Nissan's assembly plant in Canton, Mississippi, has been the target of UAW organization efforts for well over a year now.
That activity is likely to end, at least for the near future. The 3,500 workers at the plant which makes the Altima, NV, Titan, Murano, and Frontier voted overwhelmingly to reject the UAW's efforts at unionizing the labor workforce.
This may be a watershed moment for the UAW as they have been overwhelmingly incapable of establishing a strong presence in the U.S. South which has been a hot-spot of foreign automotive manufacturing for nearly two decades.
Toyota, Nissan, BMW, Mercedes, Honda, Volkswagen, Hyundai, and Kia now collectively employ over 30,000 workers in the southern states, and the only successful effort the UAW has been able to muster is a small group of approximately 150 employees at the Volkswagen plant in Chattanooga. This group represents less than 1% of those who can vote in a union that has represented American workers since the 1930s.
This time the UAW aligned themselves with a rather eclectic group of supporters - from Danny Glover to Bernie Sanders.
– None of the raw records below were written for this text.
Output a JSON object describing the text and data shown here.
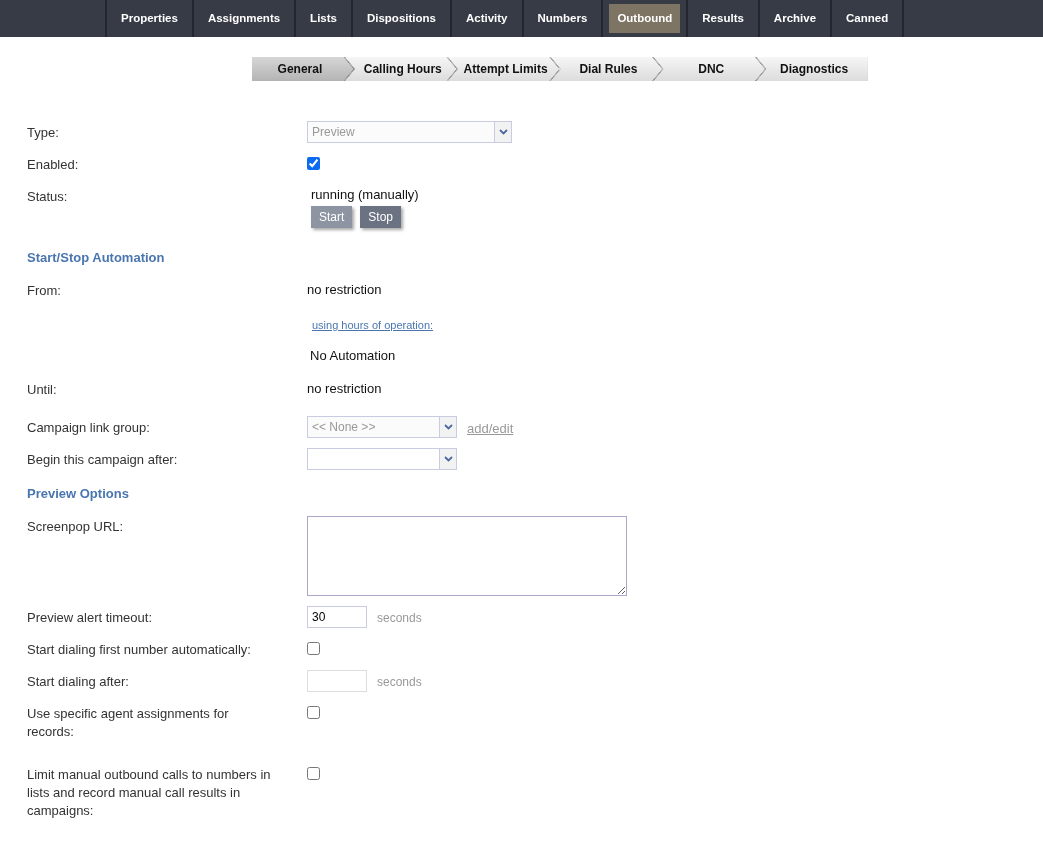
{
  "top_nav": [
    {
      "label": "Properties",
      "selected": false
    },
    {
      "label": "Assignments",
      "selected": false
    },
    {
      "label": "Lists",
      "selected": false
    },
    {
      "label": "Dispositions",
      "selected": false
    },
    {
      "label": "Activity",
      "selected": false
    },
    {
      "label": "Numbers",
      "selected": false
    },
    {
      "label": "Outbound",
      "selected": true
    },
    {
      "label": "Results",
      "selected": false
    },
    {
      "label": "Archive",
      "selected": false
    },
    {
      "label": "Canned",
      "selected": false
    }
  ],
  "steps": [
    {
      "label": "General",
      "selected": true
    },
    {
      "label": "Calling Hours",
      "selected": false
    },
    {
      "label": "Attempt Limits",
      "selected": false
    },
    {
      "label": "Dial Rules",
      "selected": false
    },
    {
      "label": "DNC",
      "selected": false
    },
    {
      "label": "Diagnostics",
      "selected": false
    }
  ],
  "rows": [
    {
      "kind": "select",
      "label": "Type:",
      "value": "Preview",
      "disabled": true
    },
    {
      "kind": "checkbox",
      "label": "Enabled:",
      "checked": true
    },
    {
      "kind": "status",
      "label": "Status:",
      "value": "running (manually)",
      "buttons": [
        {
          "label": "Start",
          "disabled": true
        },
        {
          "label": "Stop",
          "disabled": false
        }
      ]
    },
    {
      "kind": "heading",
      "label": "Start/Stop Automation"
    },
    {
      "kind": "text",
      "label": "From:",
      "value": "no restriction"
    },
    {
      "kind": "link",
      "value": "using hours of operation:"
    },
    {
      "kind": "note",
      "value": "No Automation"
    },
    {
      "kind": "text",
      "label": "Until:",
      "value": "no restriction"
    },
    {
      "kind": "select",
      "label": "Campaign link group:",
      "value": "<< None >>",
      "disabled": true,
      "link": "add/edit"
    },
    {
      "kind": "select",
      "label": "Begin this campaign after:",
      "disabled": false
    },
    {
      "kind": "heading",
      "label": "Preview Options"
    },
    {
      "kind": "textarea",
      "label": "Screenpop URL:"
    },
    {
      "kind": "number",
      "label": "Preview alert timeout:",
      "value": "30",
      "unit": "seconds",
      "disabled": false
    },
    {
      "kind": "checkbox",
      "label": "Start dialing first number automatically:",
      "checked": false
    },
    {
      "kind": "number",
      "label": "Start dialing after:",
      "unit": "seconds",
      "disabled": true
    },
    {
      "kind": "checkbox",
      "label": "Use specific agent assignments for records:",
      "checked": false
    },
    {
      "kind": "checkbox",
      "label": "Limit manual outbound calls to numbers in lists and record manual call results in campaigns:",
      "checked": false
    }
  ]
}
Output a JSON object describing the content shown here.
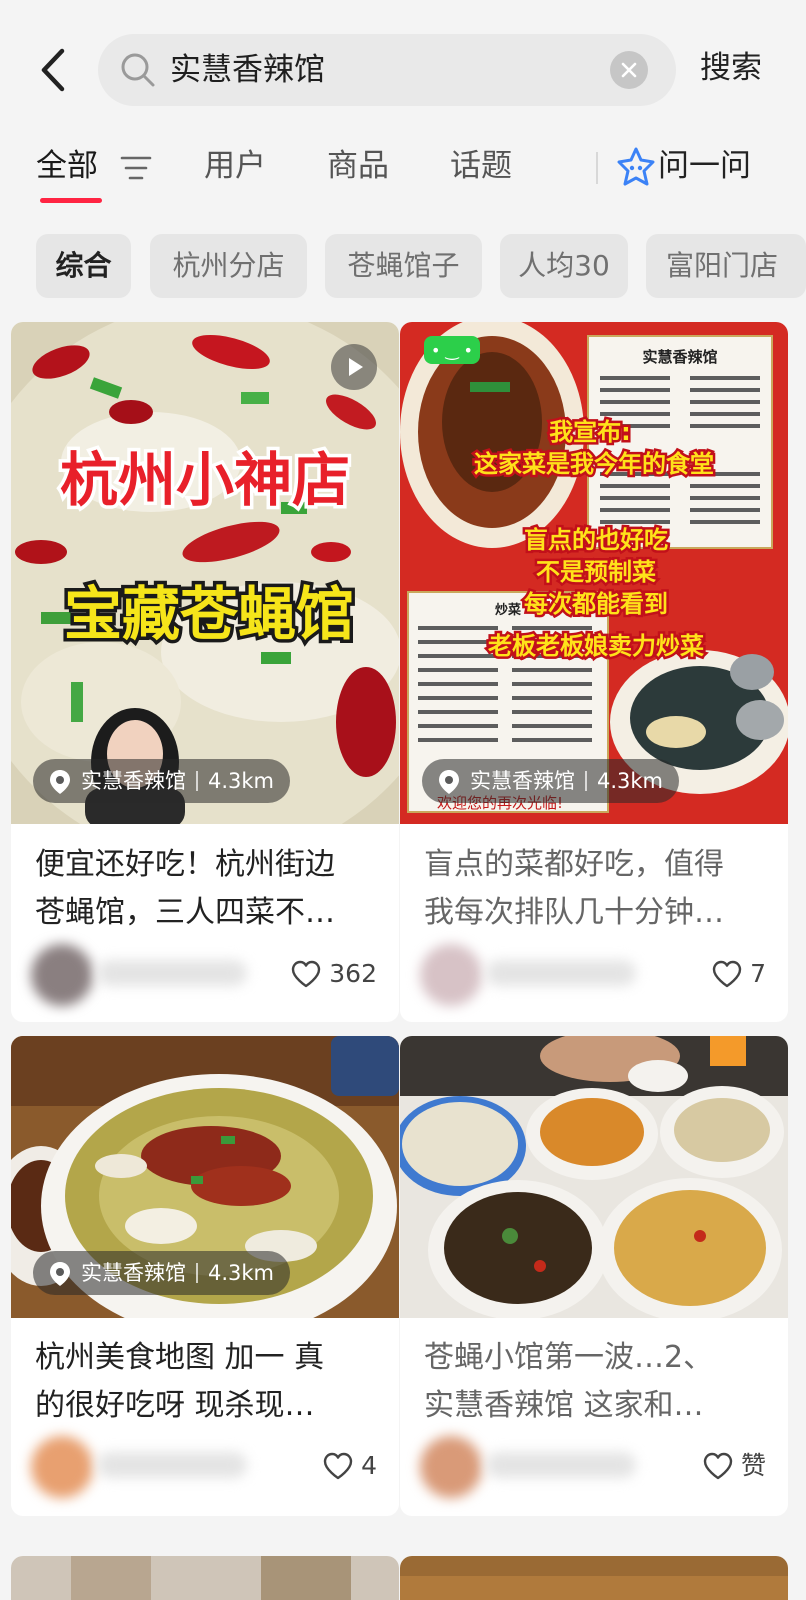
{
  "search": {
    "query": "实慧香辣馆",
    "submit_label": "搜索"
  },
  "tabs": [
    {
      "label": "全部",
      "active": true
    },
    {
      "label": "用户"
    },
    {
      "label": "商品"
    },
    {
      "label": "话题"
    },
    {
      "label": "问一问"
    }
  ],
  "chips": [
    {
      "label": "综合",
      "active": true
    },
    {
      "label": "杭州分店"
    },
    {
      "label": "苍蝇馆子"
    },
    {
      "label": "人均30"
    },
    {
      "label": "富阳门店"
    }
  ],
  "colors": {
    "accent": "#ff2442",
    "background": "#f4f4f4"
  },
  "cards": [
    {
      "overlay_lines": [
        "杭州小神店",
        "宝藏苍蝇馆"
      ],
      "location": "实慧香辣馆",
      "distance": "4.3km",
      "title_lines": [
        "便宜还好吃！杭州街边",
        "苍蝇馆，三人四菜不…"
      ],
      "likes": "362",
      "has_video": true
    },
    {
      "overlay_lines": [
        "我宣布:",
        "这家菜是我今年的食堂",
        "盲点的也好吃",
        "不是预制菜",
        "每次都能看到",
        "老板老板娘卖力炒菜"
      ],
      "menu_title": "实慧香辣馆",
      "menu_section": "炒菜",
      "footer_text": "欢迎您的再次光临!",
      "location": "实慧香辣馆",
      "distance": "4.3km",
      "title_lines": [
        "盲点的菜都好吃，值得",
        "我每次排队几十分钟…"
      ],
      "likes": "7"
    },
    {
      "location": "实慧香辣馆",
      "distance": "4.3km",
      "title_lines": [
        "杭州美食地图 加一 真",
        "的很好吃呀 现杀现…"
      ],
      "likes": "4"
    },
    {
      "title_lines": [
        "苍蝇小馆第一波…2、",
        "实慧香辣馆 这家和…"
      ],
      "likes": "赞"
    }
  ],
  "icons": {
    "back": "chevron-left-icon",
    "search": "search-icon",
    "clear": "close-icon",
    "filter": "filter-lines-icon",
    "ask": "sparkle-star-icon",
    "location": "location-pin-icon",
    "like": "heart-icon",
    "play": "play-icon"
  }
}
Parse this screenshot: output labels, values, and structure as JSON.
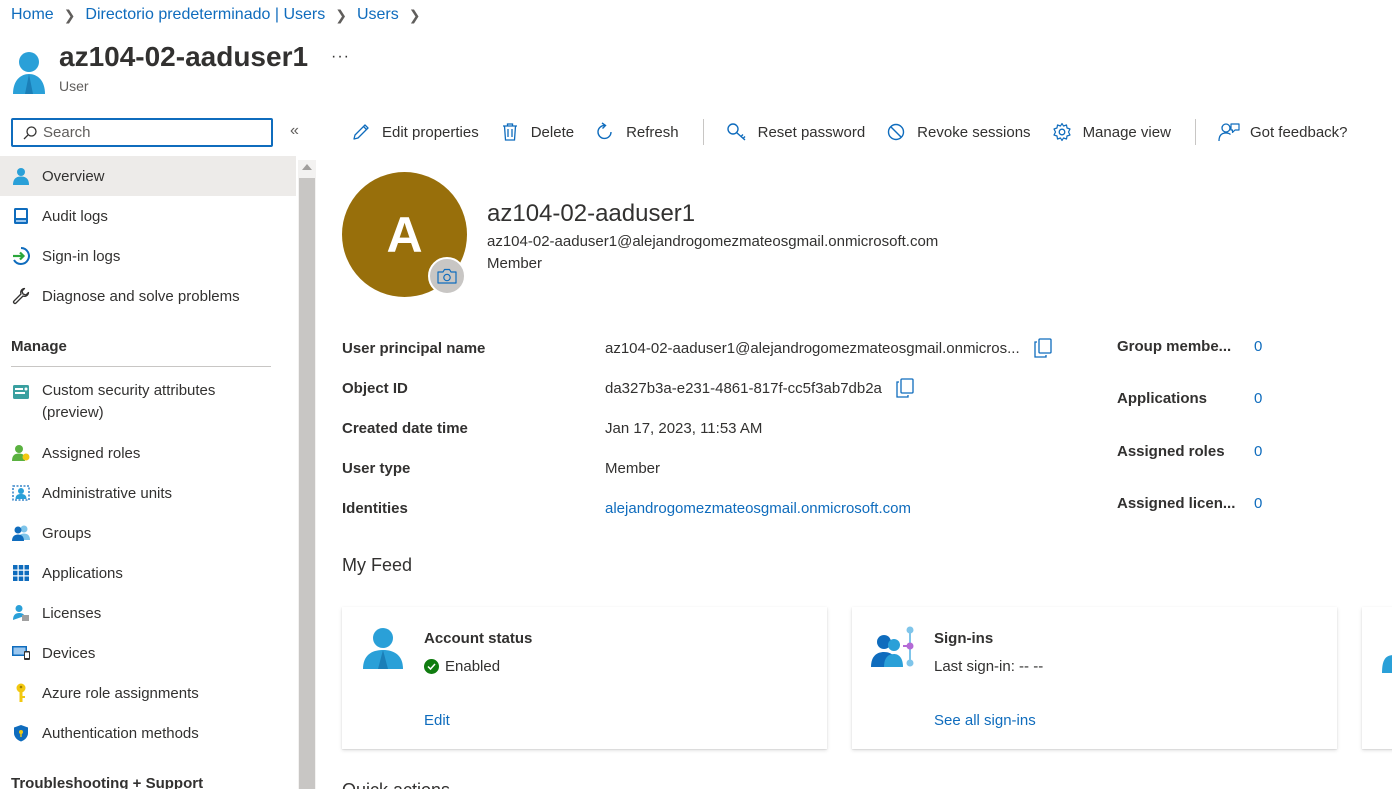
{
  "breadcrumb": {
    "items": [
      "Home",
      "Directorio predeterminado | Users",
      "Users"
    ]
  },
  "header": {
    "title": "az104-02-aaduser1",
    "subtitle": "User",
    "more": "···"
  },
  "search": {
    "placeholder": "Search",
    "value": ""
  },
  "sidebar": {
    "collapse": "«",
    "items": [
      {
        "label": "Overview",
        "icon": "user-icon"
      },
      {
        "label": "Audit logs",
        "icon": "audit-log-icon"
      },
      {
        "label": "Sign-in logs",
        "icon": "sign-in-icon"
      },
      {
        "label": "Diagnose and solve problems",
        "icon": "wrench-icon"
      }
    ],
    "manage_heading": "Manage",
    "manage_items": [
      {
        "label": "Custom security attributes",
        "label2": "(preview)",
        "icon": "security-attributes-icon"
      },
      {
        "label": "Assigned roles",
        "icon": "roles-icon"
      },
      {
        "label": "Administrative units",
        "icon": "admin-units-icon"
      },
      {
        "label": "Groups",
        "icon": "groups-icon"
      },
      {
        "label": "Applications",
        "icon": "applications-icon"
      },
      {
        "label": "Licenses",
        "icon": "licenses-icon"
      },
      {
        "label": "Devices",
        "icon": "devices-icon"
      },
      {
        "label": "Azure role assignments",
        "icon": "key-icon"
      },
      {
        "label": "Authentication methods",
        "icon": "shield-icon"
      }
    ],
    "troubleshoot_heading": "Troubleshooting + Support"
  },
  "toolbar": {
    "edit": "Edit properties",
    "delete": "Delete",
    "refresh": "Refresh",
    "reset_password": "Reset password",
    "revoke": "Revoke sessions",
    "manage_view": "Manage view",
    "feedback": "Got feedback?"
  },
  "profile": {
    "initial": "A",
    "name": "az104-02-aaduser1",
    "upn": "az104-02-aaduser1@alejandrogomezmateosgmail.onmicrosoft.com",
    "type": "Member",
    "avatar_color": "#986f0b"
  },
  "properties": [
    {
      "label": "User principal name",
      "value": "az104-02-aaduser1@alejandrogomezmateosgmail.onmicros..."
    },
    {
      "label": "Object ID",
      "value": "da327b3a-e231-4861-817f-cc5f3ab7db2a"
    },
    {
      "label": "Created date time",
      "value": "Jan 17, 2023, 11:53 AM"
    },
    {
      "label": "User type",
      "value": "Member"
    },
    {
      "label": "Identities",
      "value": "alejandrogomezmateosgmail.onmicrosoft.com"
    }
  ],
  "stats": [
    {
      "label": "Group membe...",
      "value": "0"
    },
    {
      "label": "Applications",
      "value": "0"
    },
    {
      "label": "Assigned roles",
      "value": "0"
    },
    {
      "label": "Assigned licen...",
      "value": "0"
    }
  ],
  "feed": {
    "title": "My Feed",
    "cards": [
      {
        "title": "Account status",
        "status": "Enabled",
        "link": "Edit"
      },
      {
        "title": "Sign-ins",
        "status": "Last sign-in: -- --",
        "link": "See all sign-ins"
      }
    ]
  },
  "next_section": "Quick actions",
  "colors": {
    "accent": "#0f6cbd",
    "enabled": "#107c10",
    "user_icon": "#2aa0d8"
  }
}
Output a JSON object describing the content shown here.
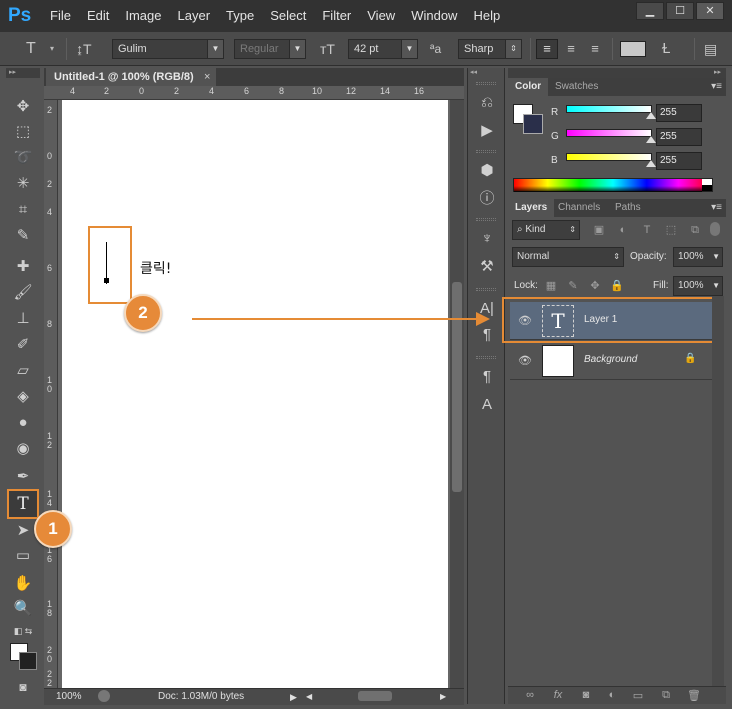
{
  "app": {
    "logo": "Ps"
  },
  "menu": [
    "File",
    "Edit",
    "Image",
    "Layer",
    "Type",
    "Select",
    "Filter",
    "View",
    "Window",
    "Help"
  ],
  "window_controls": {
    "minimize": "▁",
    "maximize": "☐",
    "close": "✕"
  },
  "options_bar": {
    "font_family": "Gulim",
    "font_style": "Regular",
    "font_size": "42 pt",
    "antialias_glyph": "ªa",
    "antialias": "Sharp"
  },
  "document": {
    "tab_title": "Untitled-1 @ 100% (RGB/8)",
    "tab_close": "×",
    "ruler_top": [
      "4",
      "2",
      "0",
      "2",
      "4",
      "6",
      "8",
      "10",
      "12",
      "14",
      "16"
    ],
    "ruler_left": [
      "2",
      "0",
      "2",
      "4",
      "6",
      "8",
      "1\n0",
      "1\n2",
      "1\n4",
      "1\n6",
      "1\n8",
      "2\n0",
      "2\n2"
    ],
    "canvas_text": "클릭!",
    "zoom": "100%",
    "doc_info": "Doc: 1.03M/0 bytes"
  },
  "color_panel": {
    "tabs": [
      "Color",
      "Swatches"
    ],
    "channels": [
      {
        "label": "R",
        "value": "255",
        "gradient": "linear-gradient(to right, #00ffff, #ffffff)"
      },
      {
        "label": "G",
        "value": "255",
        "gradient": "linear-gradient(to right, #ff00ff, #ffffff)"
      },
      {
        "label": "B",
        "value": "255",
        "gradient": "linear-gradient(to right, #ffff00, #ffffff)"
      }
    ]
  },
  "layers_panel": {
    "tabs": [
      "Layers",
      "Channels",
      "Paths"
    ],
    "kind_filter": "Kind",
    "blend_mode": "Normal",
    "opacity_label": "Opacity:",
    "opacity": "100%",
    "lock_label": "Lock:",
    "fill_label": "Fill:",
    "fill": "100%",
    "layers": [
      {
        "name": "Layer 1",
        "type": "text",
        "selected": true
      },
      {
        "name": "Background",
        "type": "background",
        "locked": true
      }
    ]
  },
  "annotations": {
    "badge1": "1",
    "badge2": "2"
  },
  "colors": {
    "accent_orange": "#e58b35",
    "selected_layer": "#5b6a7e"
  }
}
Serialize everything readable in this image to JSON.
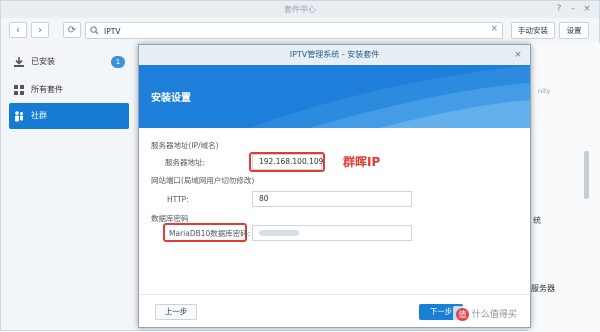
{
  "window": {
    "title": "套件中心"
  },
  "toolbar": {
    "search_value": "IPTV",
    "manual_install_label": "手动安装",
    "settings_label": "设置"
  },
  "sidebar": {
    "items": [
      {
        "label": "已安装",
        "badge": "1",
        "icon": "download-icon"
      },
      {
        "label": "所有套件",
        "icon": "grid-icon"
      },
      {
        "label": "社群",
        "icon": "community-icon"
      }
    ]
  },
  "right_pane": {
    "texts": [
      "nity",
      "统",
      "服务器"
    ]
  },
  "modal": {
    "title": "IPTV管理系统 - 安装套件",
    "banner_title": "安装设置",
    "server_section": "服务器地址(IP/域名)",
    "server_label": "服务器地址:",
    "server_value": "192.168.100.109",
    "server_annotation": "群晖IP",
    "port_section": "网站端口(局域网用户切勿修改)",
    "http_label": "HTTP:",
    "http_value": "80",
    "db_section": "数据库密码",
    "db_label": "MariaDB10数据库密码:",
    "back_label": "上一步",
    "next_label": "下一步"
  },
  "watermark": {
    "icon_text": "值",
    "text": "什么值得买"
  },
  "colors": {
    "accent": "#167bd2",
    "highlight": "#e53935"
  }
}
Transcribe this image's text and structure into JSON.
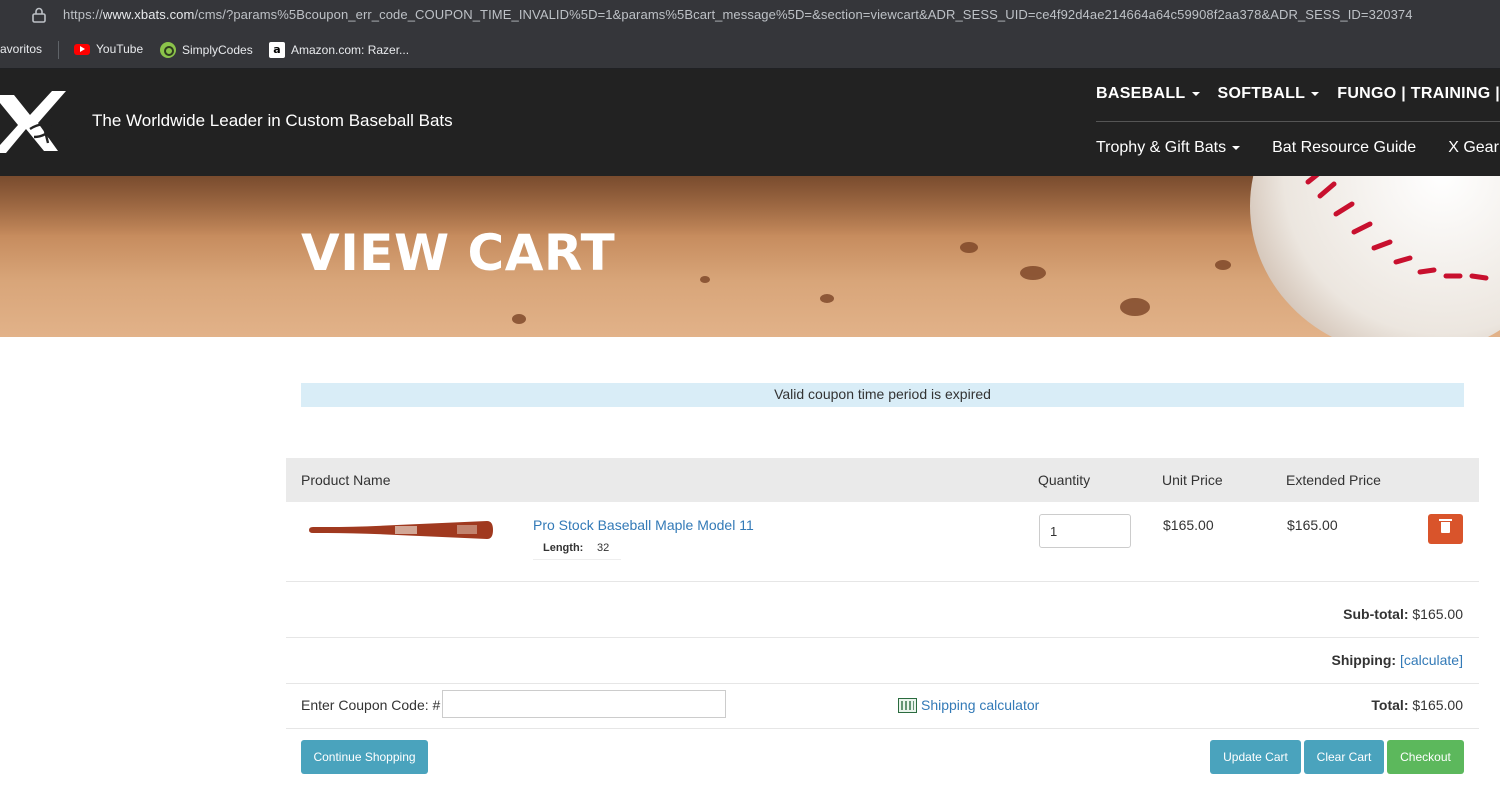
{
  "browser": {
    "url_prefix": "https://",
    "url_domain": "www.xbats.com",
    "url_rest": "/cms/?params%5Bcoupon_err_code_COUPON_TIME_INVALID%5D=1&params%5Bcart_message%5D=&section=viewcart&ADR_SESS_UID=ce4f92d4ae214664a64c59908f2aa378&ADR_SESS_ID=320374",
    "bookmarks": {
      "favorites": "avoritos",
      "youtube": "YouTube",
      "simplycodes": "SimplyCodes",
      "amazon": "Amazon.com: Razer..."
    }
  },
  "header": {
    "tagline": "The Worldwide Leader in Custom Baseball Bats",
    "nav_primary": [
      "BASEBALL",
      "SOFTBALL",
      "FUNGO | TRAINING | COACH"
    ],
    "nav_secondary": [
      "Trophy & Gift Bats",
      "Bat Resource Guide",
      "X Gear"
    ]
  },
  "hero": {
    "title": "VIEW CART"
  },
  "alert": {
    "message": "Valid coupon time period is expired"
  },
  "cart": {
    "columns": {
      "product": "Product Name",
      "quantity": "Quantity",
      "unit_price": "Unit Price",
      "extended_price": "Extended Price"
    },
    "items": [
      {
        "name": "Pro Stock Baseball Maple Model 11",
        "option_label": "Length:",
        "option_value": "32",
        "quantity": "1",
        "unit_price": "$165.00",
        "extended_price": "$165.00"
      }
    ],
    "subtotal_label": "Sub-total:",
    "subtotal_value": "$165.00",
    "shipping_label": "Shipping:",
    "shipping_link": "[calculate]",
    "total_label": "Total:",
    "total_value": "$165.00",
    "coupon_label": "Enter Coupon Code: #",
    "coupon_value": "",
    "shipping_calc_link": "Shipping calculator"
  },
  "buttons": {
    "continue": "Continue Shopping",
    "update": "Update Cart",
    "clear": "Clear Cart",
    "checkout": "Checkout"
  }
}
Yet despite the efforts of the populist and the (once) popular, the Canton plant voted by well over a 60% margin to remain a non-union operation. The UAW is now in a far weaker position with domestic automakers as they head to upcoming negotiations with GM, Ford, and Chrysler with a shrinking union base and virtually no organization successes for the entire decade.